- EXERCISE OBJECTIVE
Reproduce every line in the material below that holds "Manager".

- DATA FOR THIS TASK
- Opening Delimiter -

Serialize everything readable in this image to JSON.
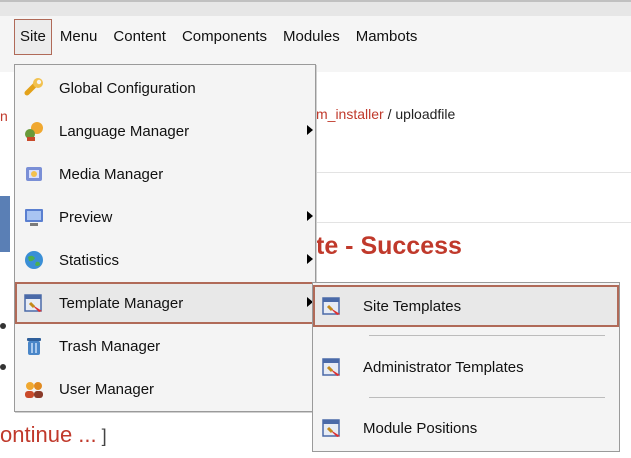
{
  "menubar": {
    "items": [
      "Site",
      "Menu",
      "Content",
      "Components",
      "Modules",
      "Mambots"
    ],
    "active": "Site"
  },
  "background": {
    "breadcrumb_link": "m_installer",
    "breadcrumb_rest": " / uploadfile",
    "left_fragment": "n",
    "title": "te - Success",
    "continue_text": "ontinue ...",
    "continue_bracket": " ]"
  },
  "site_menu": {
    "items": [
      {
        "label": "Global Configuration",
        "icon": "wrench-icon",
        "submenu": false
      },
      {
        "label": "Language Manager",
        "icon": "language-icon",
        "submenu": true
      },
      {
        "label": "Media Manager",
        "icon": "media-icon",
        "submenu": false
      },
      {
        "label": "Preview",
        "icon": "monitor-icon",
        "submenu": true
      },
      {
        "label": "Statistics",
        "icon": "globe-icon",
        "submenu": true
      },
      {
        "label": "Template Manager",
        "icon": "template-icon",
        "submenu": true,
        "highlighted": true
      },
      {
        "label": "Trash Manager",
        "icon": "trash-icon",
        "submenu": false
      },
      {
        "label": "User Manager",
        "icon": "users-icon",
        "submenu": false
      }
    ]
  },
  "template_submenu": {
    "items": [
      {
        "label": "Site Templates",
        "icon": "template-icon",
        "highlighted": true
      },
      {
        "label": "Administrator Templates",
        "icon": "template-icon"
      },
      {
        "label": "Module Positions",
        "icon": "template-icon"
      }
    ]
  },
  "colors": {
    "accent_red": "#c0392b",
    "highlight_border": "#b06a58"
  }
}
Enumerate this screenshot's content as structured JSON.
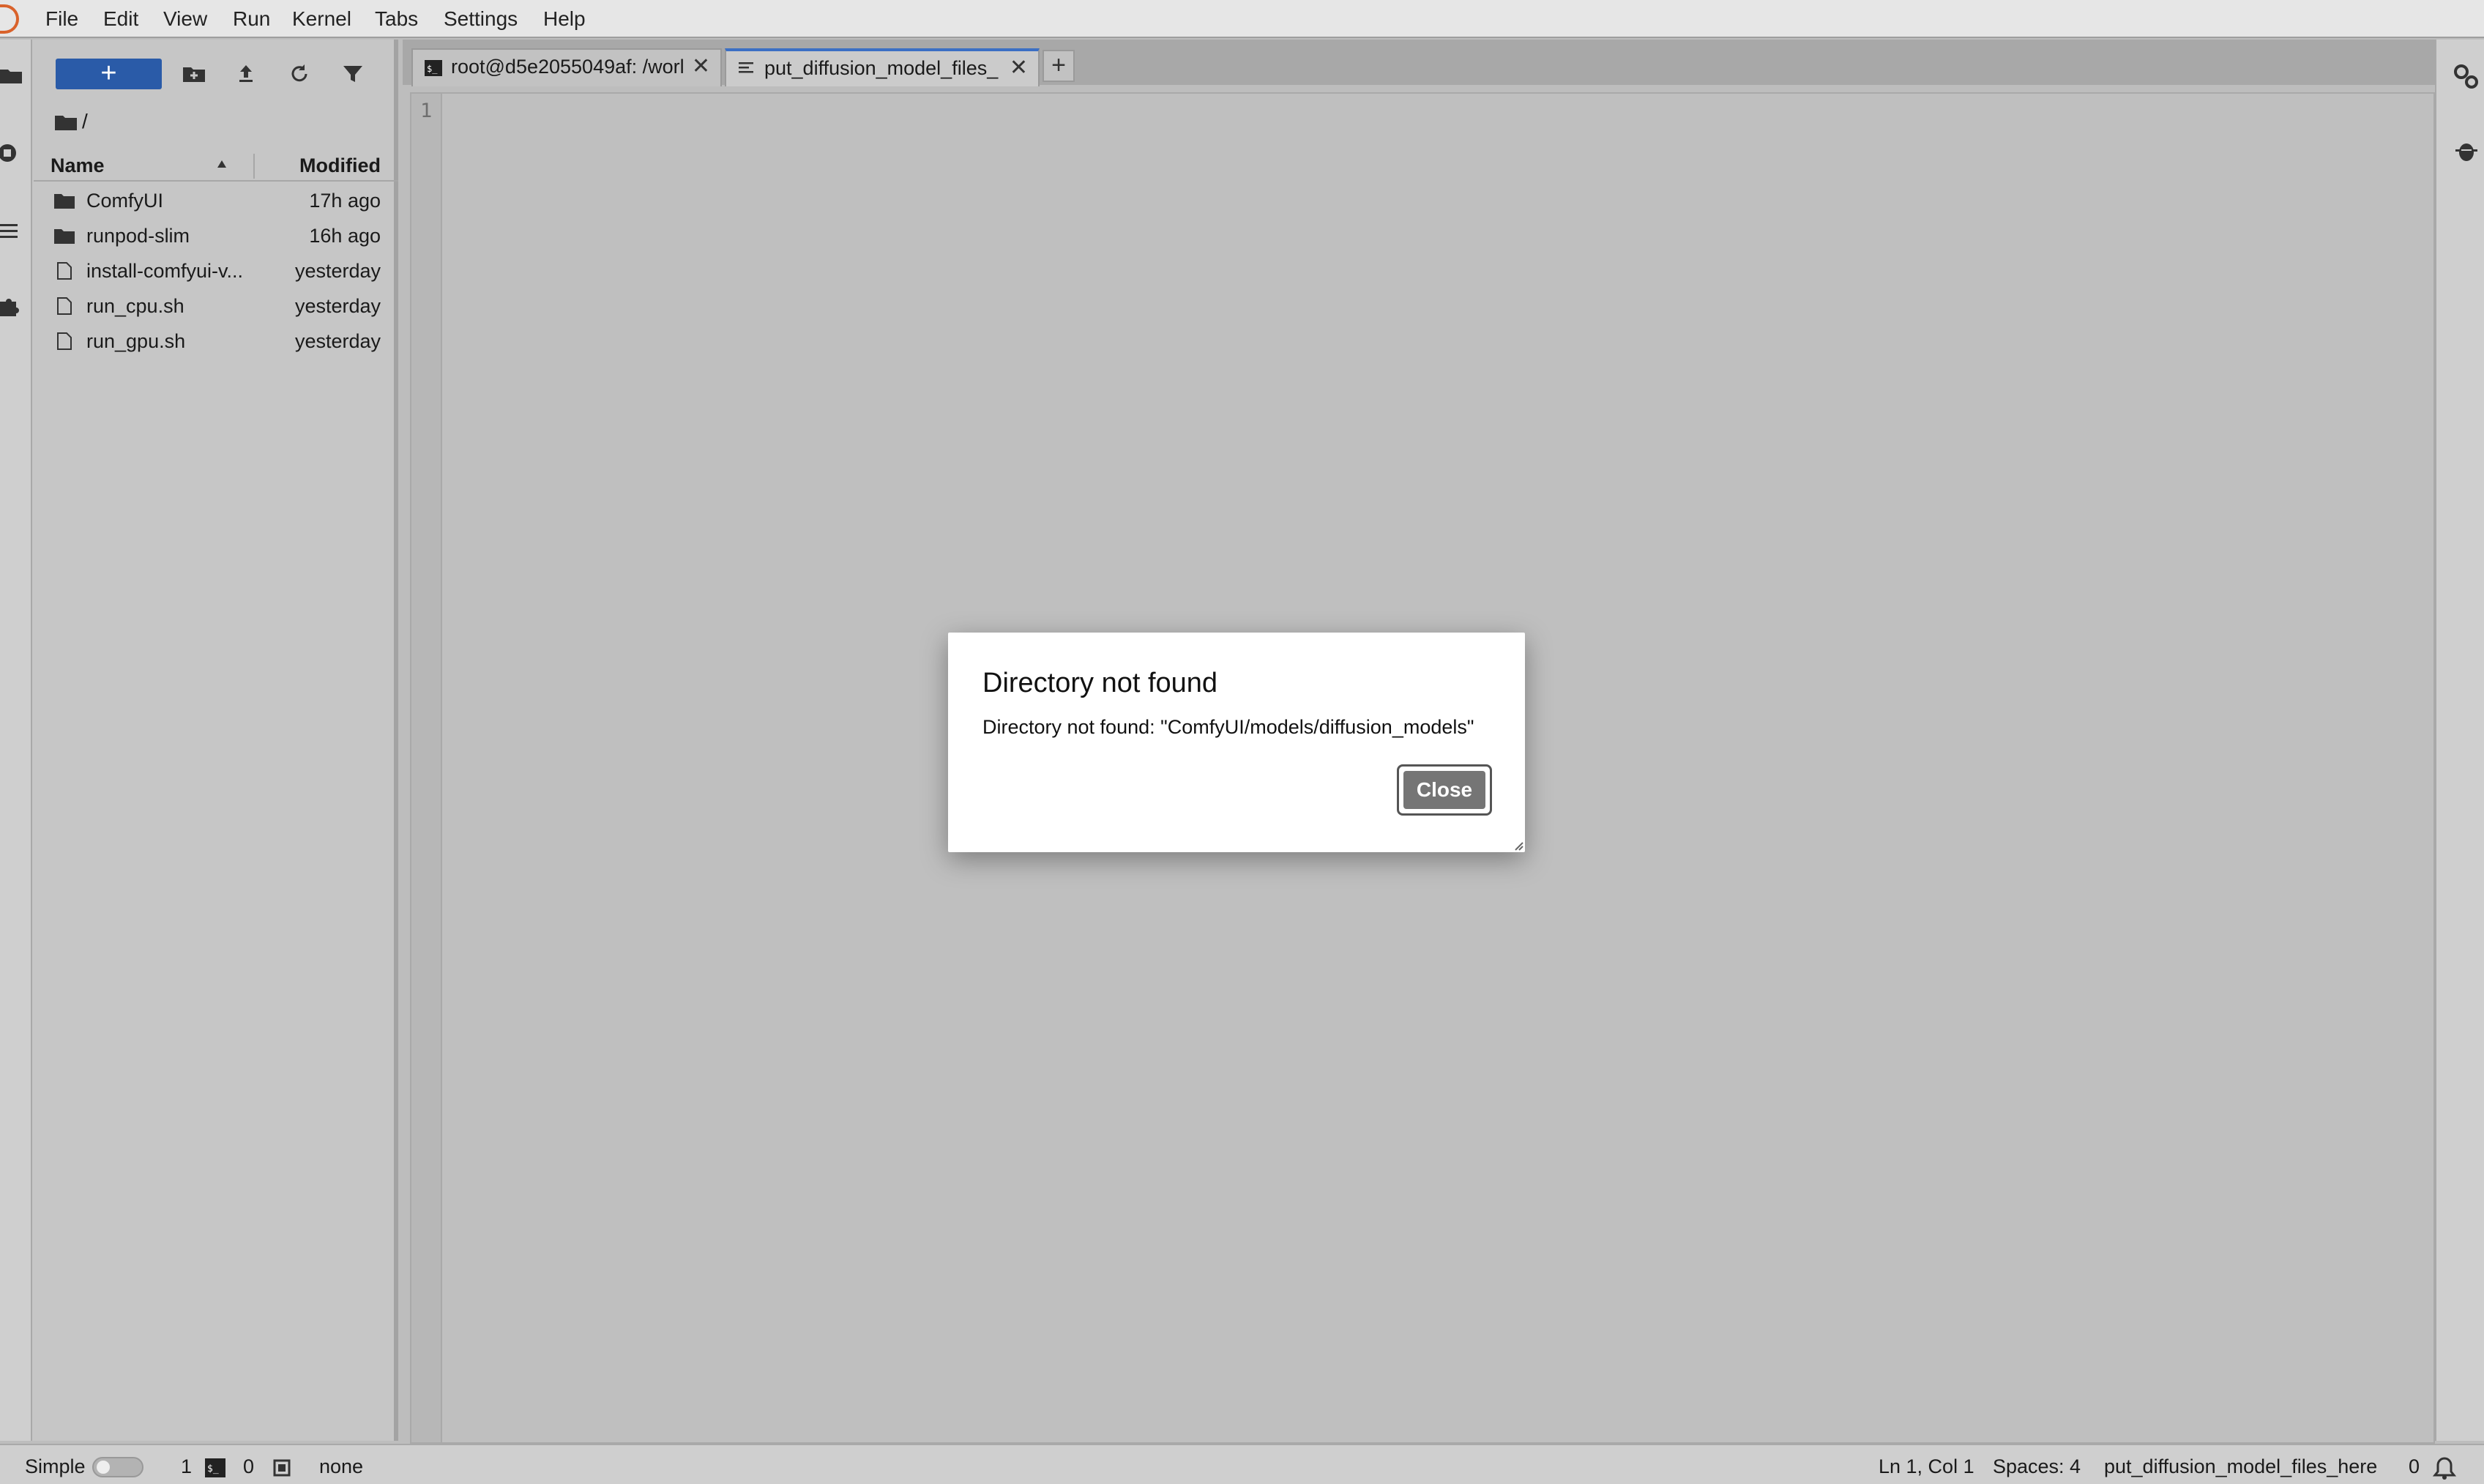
{
  "menubar": {
    "items": [
      "File",
      "Edit",
      "View",
      "Run",
      "Kernel",
      "Tabs",
      "Settings",
      "Help"
    ]
  },
  "filebrowser": {
    "new_label": "+",
    "breadcrumb": "/",
    "columns": {
      "name": "Name",
      "modified": "Modified"
    },
    "rows": [
      {
        "name": "ComfyUI",
        "modified": "17h ago",
        "type": "folder"
      },
      {
        "name": "runpod-slim",
        "modified": "16h ago",
        "type": "folder"
      },
      {
        "name": "install-comfyui-v...",
        "modified": "yesterday",
        "type": "file"
      },
      {
        "name": "run_cpu.sh",
        "modified": "yesterday",
        "type": "file"
      },
      {
        "name": "run_gpu.sh",
        "modified": "yesterday",
        "type": "file"
      }
    ]
  },
  "tabs": [
    {
      "label": "root@d5e2055049af: /worl",
      "icon": "terminal-icon",
      "active": false
    },
    {
      "label": "put_diffusion_model_files_",
      "icon": "text-file-icon",
      "active": true
    }
  ],
  "new_tab_label": "+",
  "editor": {
    "line_number": "1"
  },
  "dialog": {
    "title": "Directory not found",
    "message": "Directory not found: \"ComfyUI/models/diffusion_models\"",
    "close_label": "Close"
  },
  "statusbar": {
    "mode_label": "Simple",
    "terminals_count": "1",
    "kernels_count": "0",
    "kernel_name": "none",
    "cursor": "Ln 1, Col 1",
    "spaces": "Spaces: 4",
    "filename": "put_diffusion_model_files_here",
    "notifications": "0"
  },
  "colors": {
    "accent": "#2a5ba8",
    "logo": "#d9622b",
    "tab_active": "#3b6fc4"
  }
}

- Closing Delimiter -

- ANSWER FOR THE TASK
        "label": "Language Manager",
        "label": "Media Manager",
        "label": "Template Manager",
        "label": "Trash Manager",
        "label": "User Manager",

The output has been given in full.